A thing most landlords forget in assessing taxes to be paid for is their deductibles. And this unfortunate event is caused by non-information of the available tax deductions they could actually take advantage of. It is little known fact that rental properties are the real estate investments that could be rewarded with many tax benefits.

Tax deductions for landlords and owners of rental properties could be constituted of just about any expense regarded for the improvement, management and conservation of the properties. Just like any other owners claim for their respective businesses, landlords must always remember to treat their properties as commodities that offer services to many consumers that are tenants in this case. Here are some top tax deductions landlords should take note of in filing tax statements:

Property interests

These expenses could be one of the major tax deductions a landlord could claim. Landlords should take note of the interest payments they take out for all their rental properties. Payments on interests for mortgage, loans and credit cards are only a few of the common examples landlords could include as tax deductibles. However, the payments should all be proven utilized for the improvement of the rental property or employing a rental activity.

Property repairs and improvements

Rental properties are usually susceptible to frequent repairs as tenants vary regularly, especially for short-term contracts. In any case, the landlords could list down all the repairs and improvements done for the rental home. These are fully deductible in the fiscal year the repairs have been doled out. Some of the major repairs feasible for tax deductions are repainting jobs, fixing interiors like walls or insulation boards, refurbishing pipes, leaks, gutters, floors, replacement of broken windows, doors and fixtures, maintenance of landscaping and other utilities.

Depreciation of property and items in it

The actual cost of the rental property of any type – a home or apartment building, could not be deducted in the year this has been currently paid for. On the other hand, the deductions could be in the form of the depreciated value of the property; wherein a portion of the property cost could be deducted as it has been in the landlord’s full ownership over several years.

The landlord could also deduct the costs of the furniture and fixtures in depreciated value, included in the rental property.
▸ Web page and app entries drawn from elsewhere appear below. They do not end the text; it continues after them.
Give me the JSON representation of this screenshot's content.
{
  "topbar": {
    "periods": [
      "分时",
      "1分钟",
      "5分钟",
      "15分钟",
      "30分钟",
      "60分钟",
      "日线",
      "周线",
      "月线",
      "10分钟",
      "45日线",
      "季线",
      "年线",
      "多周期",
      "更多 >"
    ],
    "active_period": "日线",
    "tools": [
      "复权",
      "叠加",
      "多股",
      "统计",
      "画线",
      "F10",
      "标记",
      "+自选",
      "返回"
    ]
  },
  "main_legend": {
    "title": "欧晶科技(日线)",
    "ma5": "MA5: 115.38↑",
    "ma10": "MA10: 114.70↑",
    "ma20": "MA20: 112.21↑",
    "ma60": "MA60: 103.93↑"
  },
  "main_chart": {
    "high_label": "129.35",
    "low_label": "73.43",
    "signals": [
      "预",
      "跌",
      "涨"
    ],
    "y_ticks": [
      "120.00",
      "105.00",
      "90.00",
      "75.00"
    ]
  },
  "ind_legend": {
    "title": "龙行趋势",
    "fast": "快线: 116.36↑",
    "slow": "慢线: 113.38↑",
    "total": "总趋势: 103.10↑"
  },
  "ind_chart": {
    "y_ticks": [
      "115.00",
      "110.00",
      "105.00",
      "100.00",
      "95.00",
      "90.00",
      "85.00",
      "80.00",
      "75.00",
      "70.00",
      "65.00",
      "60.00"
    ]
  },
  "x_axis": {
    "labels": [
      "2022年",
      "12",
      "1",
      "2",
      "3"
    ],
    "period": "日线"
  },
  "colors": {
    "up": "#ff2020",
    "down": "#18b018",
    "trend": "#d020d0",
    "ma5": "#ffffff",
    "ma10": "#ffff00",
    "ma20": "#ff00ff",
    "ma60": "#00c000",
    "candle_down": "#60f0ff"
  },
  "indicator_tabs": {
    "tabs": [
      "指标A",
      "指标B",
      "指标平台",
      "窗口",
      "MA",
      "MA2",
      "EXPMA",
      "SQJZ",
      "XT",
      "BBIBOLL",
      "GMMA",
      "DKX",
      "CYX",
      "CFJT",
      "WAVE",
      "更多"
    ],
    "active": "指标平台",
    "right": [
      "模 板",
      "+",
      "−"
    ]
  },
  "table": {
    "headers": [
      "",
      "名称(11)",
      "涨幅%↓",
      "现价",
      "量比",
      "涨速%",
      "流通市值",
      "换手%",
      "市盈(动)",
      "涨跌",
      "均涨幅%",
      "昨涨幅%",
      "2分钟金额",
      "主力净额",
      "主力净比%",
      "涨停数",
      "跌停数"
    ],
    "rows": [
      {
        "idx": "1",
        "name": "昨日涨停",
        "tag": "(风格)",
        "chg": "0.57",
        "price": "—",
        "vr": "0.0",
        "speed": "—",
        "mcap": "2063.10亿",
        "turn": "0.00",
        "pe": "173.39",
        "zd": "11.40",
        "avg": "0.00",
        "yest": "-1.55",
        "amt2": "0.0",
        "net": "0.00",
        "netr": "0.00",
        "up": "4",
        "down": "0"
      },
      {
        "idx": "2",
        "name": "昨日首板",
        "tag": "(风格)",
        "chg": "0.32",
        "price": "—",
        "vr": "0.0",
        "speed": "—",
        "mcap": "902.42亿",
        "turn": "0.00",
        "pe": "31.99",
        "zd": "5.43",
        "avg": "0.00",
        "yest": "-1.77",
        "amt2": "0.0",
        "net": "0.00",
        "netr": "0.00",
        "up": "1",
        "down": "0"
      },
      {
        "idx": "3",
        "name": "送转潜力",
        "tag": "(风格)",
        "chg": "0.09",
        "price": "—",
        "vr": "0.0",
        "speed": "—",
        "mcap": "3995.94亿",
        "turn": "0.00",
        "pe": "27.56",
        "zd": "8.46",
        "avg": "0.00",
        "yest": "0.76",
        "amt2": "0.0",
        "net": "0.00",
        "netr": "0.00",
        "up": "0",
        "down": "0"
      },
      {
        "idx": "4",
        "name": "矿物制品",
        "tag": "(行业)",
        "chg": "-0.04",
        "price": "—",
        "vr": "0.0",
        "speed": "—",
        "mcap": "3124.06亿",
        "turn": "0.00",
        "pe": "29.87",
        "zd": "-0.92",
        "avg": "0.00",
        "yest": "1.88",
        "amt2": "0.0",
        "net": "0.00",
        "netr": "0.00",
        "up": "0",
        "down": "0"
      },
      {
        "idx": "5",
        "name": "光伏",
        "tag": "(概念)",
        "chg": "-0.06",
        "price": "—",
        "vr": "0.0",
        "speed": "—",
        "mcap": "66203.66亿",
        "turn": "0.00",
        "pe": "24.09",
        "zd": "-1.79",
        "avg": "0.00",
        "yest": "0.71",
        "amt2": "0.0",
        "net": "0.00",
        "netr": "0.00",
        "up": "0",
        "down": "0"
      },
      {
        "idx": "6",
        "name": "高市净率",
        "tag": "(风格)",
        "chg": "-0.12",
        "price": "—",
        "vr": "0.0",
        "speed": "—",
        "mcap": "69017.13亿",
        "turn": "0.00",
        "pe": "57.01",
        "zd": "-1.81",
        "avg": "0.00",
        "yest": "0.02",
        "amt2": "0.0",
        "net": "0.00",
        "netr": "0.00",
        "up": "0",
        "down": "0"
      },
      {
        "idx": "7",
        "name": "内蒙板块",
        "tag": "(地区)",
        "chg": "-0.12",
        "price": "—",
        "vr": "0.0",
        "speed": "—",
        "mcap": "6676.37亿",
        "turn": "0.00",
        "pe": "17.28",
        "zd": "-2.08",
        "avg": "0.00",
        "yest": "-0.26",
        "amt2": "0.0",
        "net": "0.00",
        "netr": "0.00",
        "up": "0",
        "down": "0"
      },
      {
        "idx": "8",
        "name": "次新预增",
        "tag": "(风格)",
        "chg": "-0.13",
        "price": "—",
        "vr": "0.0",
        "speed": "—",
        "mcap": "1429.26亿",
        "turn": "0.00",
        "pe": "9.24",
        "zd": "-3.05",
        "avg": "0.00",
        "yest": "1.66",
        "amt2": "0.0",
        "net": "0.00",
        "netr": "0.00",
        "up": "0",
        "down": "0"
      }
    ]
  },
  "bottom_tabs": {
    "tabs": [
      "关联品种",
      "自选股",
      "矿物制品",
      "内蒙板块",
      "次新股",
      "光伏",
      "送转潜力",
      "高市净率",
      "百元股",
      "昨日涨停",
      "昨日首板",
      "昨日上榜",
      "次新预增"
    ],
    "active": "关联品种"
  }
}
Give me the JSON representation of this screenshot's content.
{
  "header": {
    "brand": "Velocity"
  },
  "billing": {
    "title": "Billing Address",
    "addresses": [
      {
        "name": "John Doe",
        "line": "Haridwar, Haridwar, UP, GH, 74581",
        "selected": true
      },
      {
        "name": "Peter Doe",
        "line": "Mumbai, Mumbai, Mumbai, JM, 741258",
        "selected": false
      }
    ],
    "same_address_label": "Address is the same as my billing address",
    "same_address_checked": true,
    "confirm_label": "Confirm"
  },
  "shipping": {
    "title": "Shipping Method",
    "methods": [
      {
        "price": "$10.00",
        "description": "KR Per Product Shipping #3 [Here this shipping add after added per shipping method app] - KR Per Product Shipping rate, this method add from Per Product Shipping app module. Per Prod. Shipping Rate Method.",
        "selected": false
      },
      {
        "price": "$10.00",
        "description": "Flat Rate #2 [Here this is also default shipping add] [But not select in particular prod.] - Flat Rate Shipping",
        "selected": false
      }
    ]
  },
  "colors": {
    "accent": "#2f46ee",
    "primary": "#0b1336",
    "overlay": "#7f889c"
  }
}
These may include washing machines, gas range or oven, refrigerators, among others.

Travel expenses with regards to rental activity

It may seem an “over claim” if landlords even include these. However, landlords are actually entitled to claim such because these are part of expenses delegated for the business. Especially for landlords who are away from the rental properties, these could entail many tax deductions. If the landlord’s vehicle, of any type, model or size, there are ways to deduct vehicle expenses vis-à-vis rental activity, like going to rental property as some complaints need to be settled.

Here are the options:

Deduct actual expenses for the travel – gasoline, maintenance and repairs for the vehicle.

Use the standard mileage rate. The rates are: 55 cents per mile for 2009; 58.5 cents per mile for July 1, 2008 to the end of 2008; 50.5 cents per mile from the start of 2008 to June 30, 2008. To be able to qualify for this method, the landlord must use this method immediately the vehicle has been used for the rental business activities. This method could not be used when there is already an existing claim for accelerated depreciation deductions or Section 179 deduction for the vehicle.

Other expenses like hotel bills, airfare, meals and other travel costs going to long distance rental properties could be considered as tax deductibles. Proper paperwork must accompany authenticity of these expenses like receipts or bill statements.

Other expenses that are deductibles are compensations for employees, contractors and legal services, office maintenance, insurance payments, losses due to casualty and theft. All these expenses could be deducted from taxes as long as these are acquired for the rental property services and activities, along with proper certifications.